▸ What the task asks: Scan the records for the string "Therapy"; copy each line where it occurs.

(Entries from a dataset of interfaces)
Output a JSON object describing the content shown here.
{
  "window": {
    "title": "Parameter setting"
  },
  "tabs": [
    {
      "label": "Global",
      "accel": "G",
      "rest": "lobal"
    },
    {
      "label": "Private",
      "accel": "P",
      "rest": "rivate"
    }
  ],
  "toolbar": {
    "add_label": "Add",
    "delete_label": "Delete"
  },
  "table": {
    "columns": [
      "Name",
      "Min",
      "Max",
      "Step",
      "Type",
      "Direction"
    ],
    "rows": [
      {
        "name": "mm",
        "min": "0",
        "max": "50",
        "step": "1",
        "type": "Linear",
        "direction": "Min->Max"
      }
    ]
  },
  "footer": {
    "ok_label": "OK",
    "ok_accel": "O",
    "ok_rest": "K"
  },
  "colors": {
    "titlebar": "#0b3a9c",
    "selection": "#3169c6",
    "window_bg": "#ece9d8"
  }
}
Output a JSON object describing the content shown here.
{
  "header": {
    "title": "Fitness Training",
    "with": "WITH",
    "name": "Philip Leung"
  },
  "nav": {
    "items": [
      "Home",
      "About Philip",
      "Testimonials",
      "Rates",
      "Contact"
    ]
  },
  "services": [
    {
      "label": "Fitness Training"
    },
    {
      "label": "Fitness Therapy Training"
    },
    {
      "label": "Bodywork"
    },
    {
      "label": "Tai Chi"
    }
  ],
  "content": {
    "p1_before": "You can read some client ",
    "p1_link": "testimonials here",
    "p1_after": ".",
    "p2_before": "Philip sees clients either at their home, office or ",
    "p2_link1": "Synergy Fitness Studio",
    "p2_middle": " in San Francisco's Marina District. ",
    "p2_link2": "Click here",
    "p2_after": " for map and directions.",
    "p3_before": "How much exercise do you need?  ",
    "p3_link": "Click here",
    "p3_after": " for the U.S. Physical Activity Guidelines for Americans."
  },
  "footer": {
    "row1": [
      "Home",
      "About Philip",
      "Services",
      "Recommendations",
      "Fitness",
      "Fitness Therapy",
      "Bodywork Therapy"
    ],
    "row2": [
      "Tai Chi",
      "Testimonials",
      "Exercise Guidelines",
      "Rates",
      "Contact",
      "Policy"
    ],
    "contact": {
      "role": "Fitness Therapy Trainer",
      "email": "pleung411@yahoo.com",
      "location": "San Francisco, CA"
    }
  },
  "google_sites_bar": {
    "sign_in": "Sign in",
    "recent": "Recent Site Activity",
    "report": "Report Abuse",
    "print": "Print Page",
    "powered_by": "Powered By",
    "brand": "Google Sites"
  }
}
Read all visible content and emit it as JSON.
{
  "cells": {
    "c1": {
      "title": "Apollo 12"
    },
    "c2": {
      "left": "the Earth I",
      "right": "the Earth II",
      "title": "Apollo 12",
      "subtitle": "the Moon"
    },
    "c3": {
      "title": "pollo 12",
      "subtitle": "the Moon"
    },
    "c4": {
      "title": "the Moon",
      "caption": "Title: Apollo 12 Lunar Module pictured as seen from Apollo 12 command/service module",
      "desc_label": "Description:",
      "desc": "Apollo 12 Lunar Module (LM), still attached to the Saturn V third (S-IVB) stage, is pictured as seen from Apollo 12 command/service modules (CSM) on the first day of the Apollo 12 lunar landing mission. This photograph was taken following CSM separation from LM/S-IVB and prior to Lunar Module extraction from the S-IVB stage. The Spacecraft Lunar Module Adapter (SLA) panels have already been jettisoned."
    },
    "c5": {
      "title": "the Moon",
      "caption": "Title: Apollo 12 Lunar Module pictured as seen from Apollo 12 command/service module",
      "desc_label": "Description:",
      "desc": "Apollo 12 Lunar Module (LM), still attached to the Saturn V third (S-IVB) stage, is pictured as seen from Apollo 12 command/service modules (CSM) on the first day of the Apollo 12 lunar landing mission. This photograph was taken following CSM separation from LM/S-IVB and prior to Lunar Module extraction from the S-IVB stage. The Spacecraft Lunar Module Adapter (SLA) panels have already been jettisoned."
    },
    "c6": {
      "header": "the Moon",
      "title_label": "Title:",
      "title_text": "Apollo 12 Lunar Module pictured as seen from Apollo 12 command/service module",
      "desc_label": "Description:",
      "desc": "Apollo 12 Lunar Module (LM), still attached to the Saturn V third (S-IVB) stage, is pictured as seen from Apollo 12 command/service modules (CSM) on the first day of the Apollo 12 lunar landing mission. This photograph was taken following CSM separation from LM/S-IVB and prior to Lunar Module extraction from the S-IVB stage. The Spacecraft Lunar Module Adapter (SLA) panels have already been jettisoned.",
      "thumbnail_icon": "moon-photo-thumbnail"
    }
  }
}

▸ Exercise response:
      "label": "Fitness Therapy Training"
      "Fitness Therapy",
      "Bodywork Therapy"
      "role": "Fitness Therapy Trainer",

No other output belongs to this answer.